Democrats didn't learn their lesson from the public outrage over vote buying. Sen. Ben Nelson, Nebraska Democrat, and Sen. Mary Landrieu, Louisiana Democrat, are still reeling from fallout over the hundreds of millions their states will get for a deal to buy their votes for the government health care takeover. If $400 million for those two senators generates so much anger, public outcry over a $59 billion special deal President Obama cut with unions on Thursday should be deafening.
Repeatedly throughout his presidential campaign, Mr. Obama promised that health care negotiations would be carried on C-SPAN precisely to prevent these types of special-interest favors. There is no logical public policy justification for why union workers should be exempt from paying the 40 percent tax on individual health insurance plans that cost $8,900 or more until 2018 when everyone else with the same insurance must pay the tax. Non-unionized American workers, who pay higher insurance simply because of existing health problems - or because they live in high-cost places such as New York, Los Angeles, Chicago or Miami - are not going to be so fortunate.
It is unconscionable that $59 billion will be extracted from taxpayers and others to subsidize labor unions. The Obama administration and Congress are now planning on taking $15 billion more from hospitals and $10 billion more from pharmaceutical makers to cover part of this fortune. But there is no reason hospital and drug costs should go up to subsidize unions.
This transfer of wealth to unions has become part of a pattern. Over the last year, the unions have been given a long string of massive wealth transfers. Take the government forcing GM and Chrysler bondholders to forfeit their legal right to be the lead creditors so that auto unions could get large shareholdings in both companies through bankruptcy. Similarly, the stimulus package placed all sorts of restrictions on how the money could be spent, requiring that much of the spending go only to unionized workers.
In 2008, one of Mr. Obama's most highly used campaign TV ads relentlessly attacked Republican candidate John McCain's proposal to tax health insurance benefits provided by companies to employees. It was an unfair attack. Mr. McCain's proposed elimination of employer deductibility for health insurance was merely being replaced with individual tax credits. Mr. Obama's taxes aren't offset by any such credits.

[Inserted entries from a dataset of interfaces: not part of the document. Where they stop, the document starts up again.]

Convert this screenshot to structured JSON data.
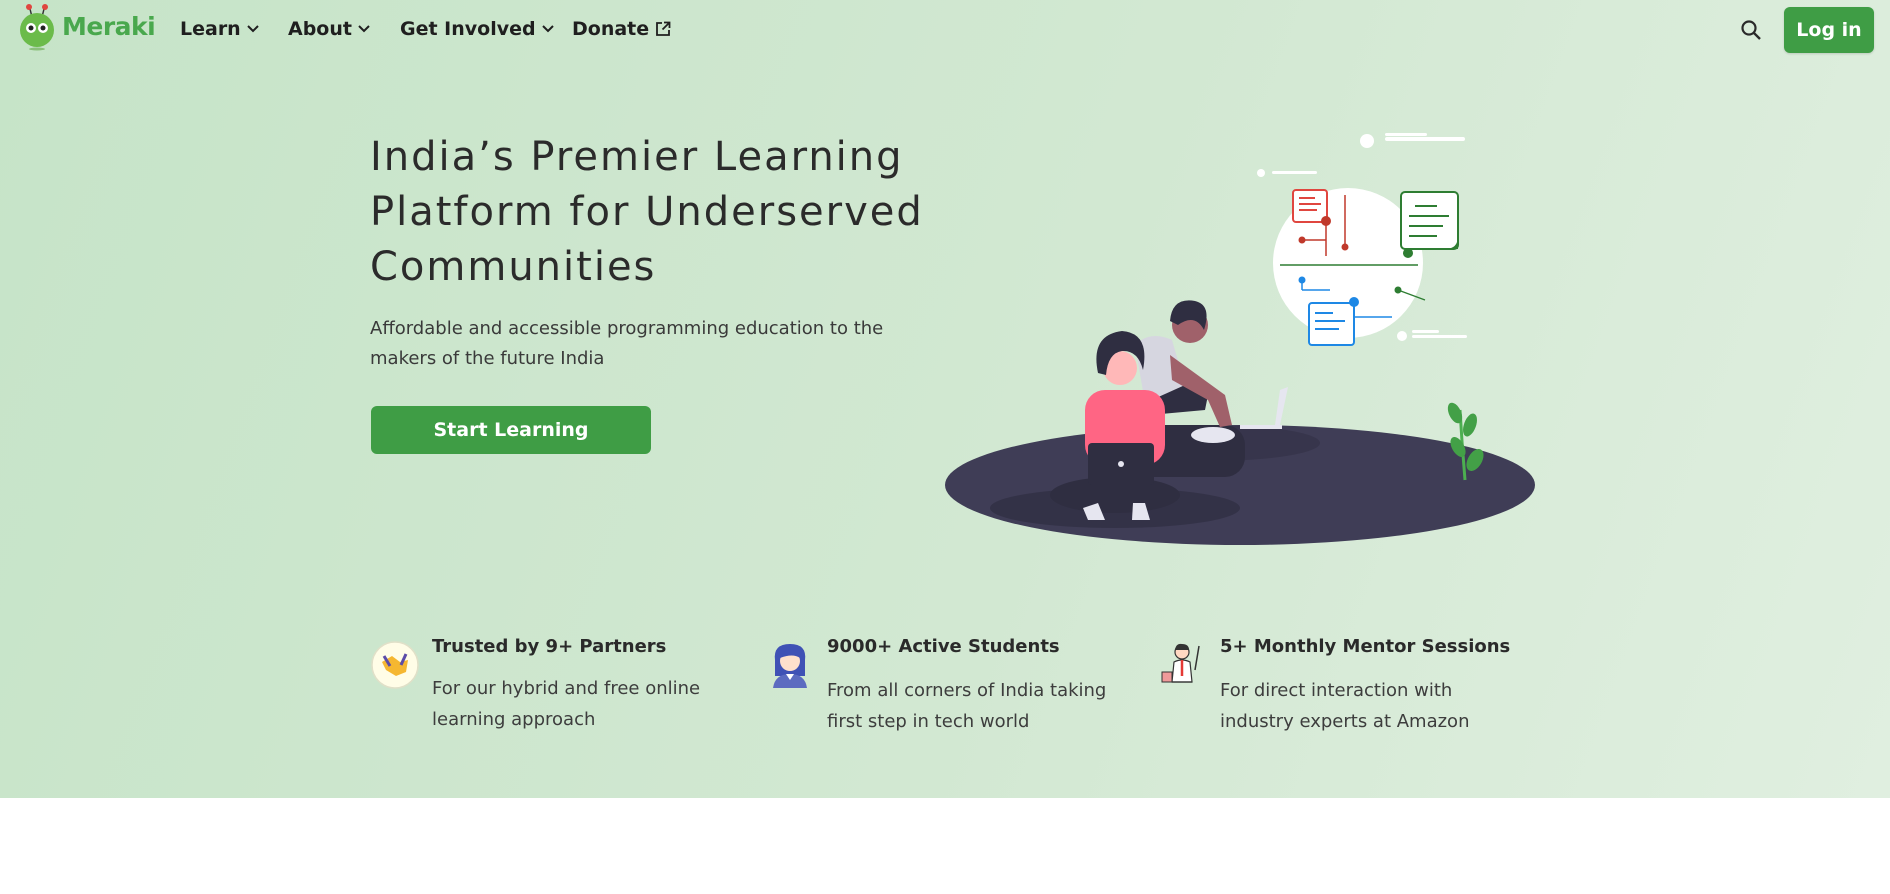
{
  "brand": {
    "name": "Meraki",
    "color": "#49a84d"
  },
  "nav": {
    "items": [
      {
        "label": "Learn",
        "icon": "chevron-down-icon"
      },
      {
        "label": "About",
        "icon": "chevron-down-icon"
      },
      {
        "label": "Get Involved",
        "icon": "chevron-down-icon"
      },
      {
        "label": "Donate",
        "icon": "external-link-icon"
      }
    ],
    "search_icon": "search-icon",
    "login_label": "Log in"
  },
  "hero": {
    "title": "India’s Premier Learning Platform for Underserved Communities",
    "subtitle": "Affordable and accessible programming education to the makers of the future India",
    "cta_label": "Start Learning",
    "accent_color": "#3f9d45"
  },
  "stats": [
    {
      "icon": "handshake-icon",
      "title": "Trusted by 9+ Partners",
      "desc": "For our hybrid and free online learning approach"
    },
    {
      "icon": "student-icon",
      "title": "9000+ Active Students",
      "desc": "From all corners of India taking first step in tech world"
    },
    {
      "icon": "mentor-icon",
      "title": "5+ Monthly Mentor Sessions",
      "desc": "For direct interaction with industry experts at Amazon"
    }
  ]
}
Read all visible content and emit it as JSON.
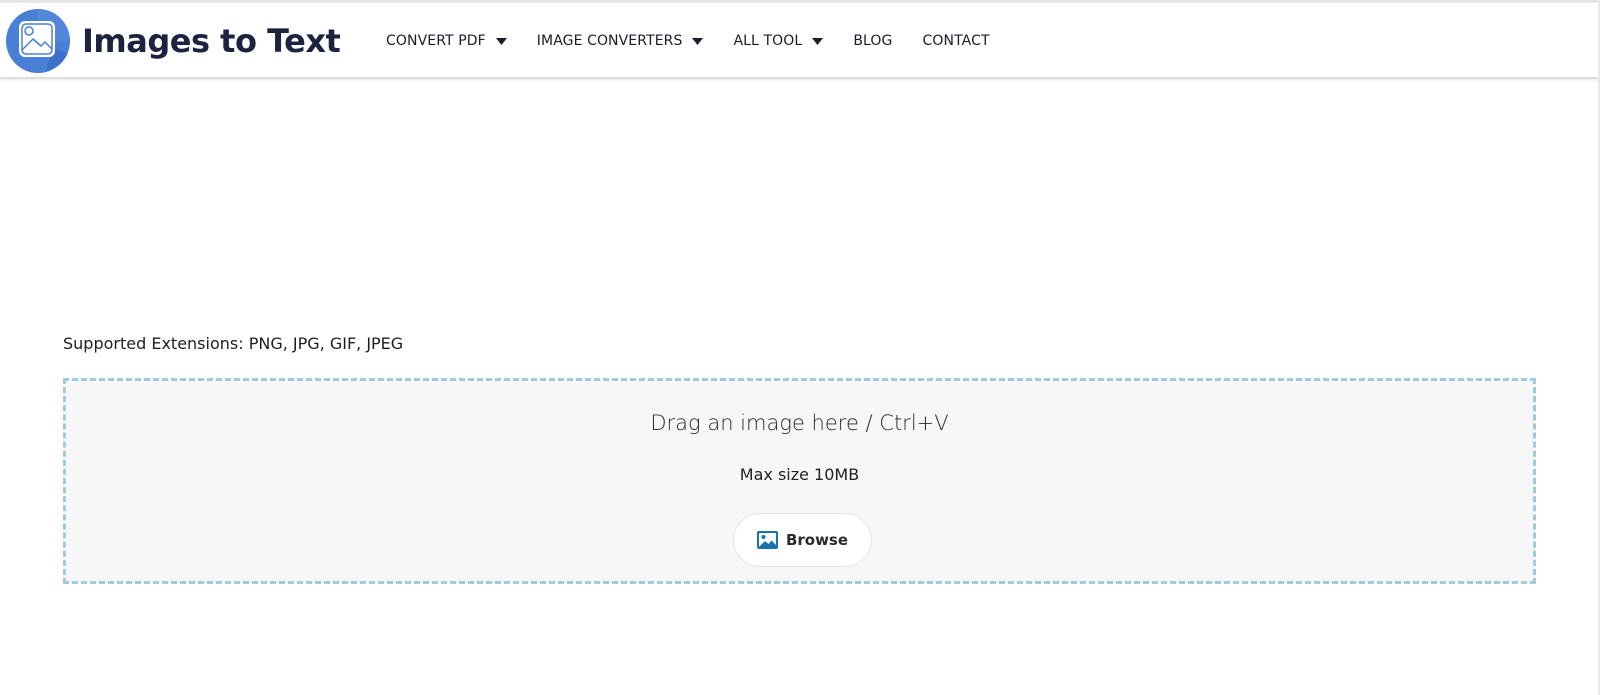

Mr. Obama is struggling with record-low approval ratings. The president should understand that legislation shouldn't get passed simply because lawmakers and some interest groups can be purchased with billions in taxpayer funds. If the president has to pay that much to buy critical votes, his policies don't have the genuine support of the people. Eventually, Democrats will pay a price for that.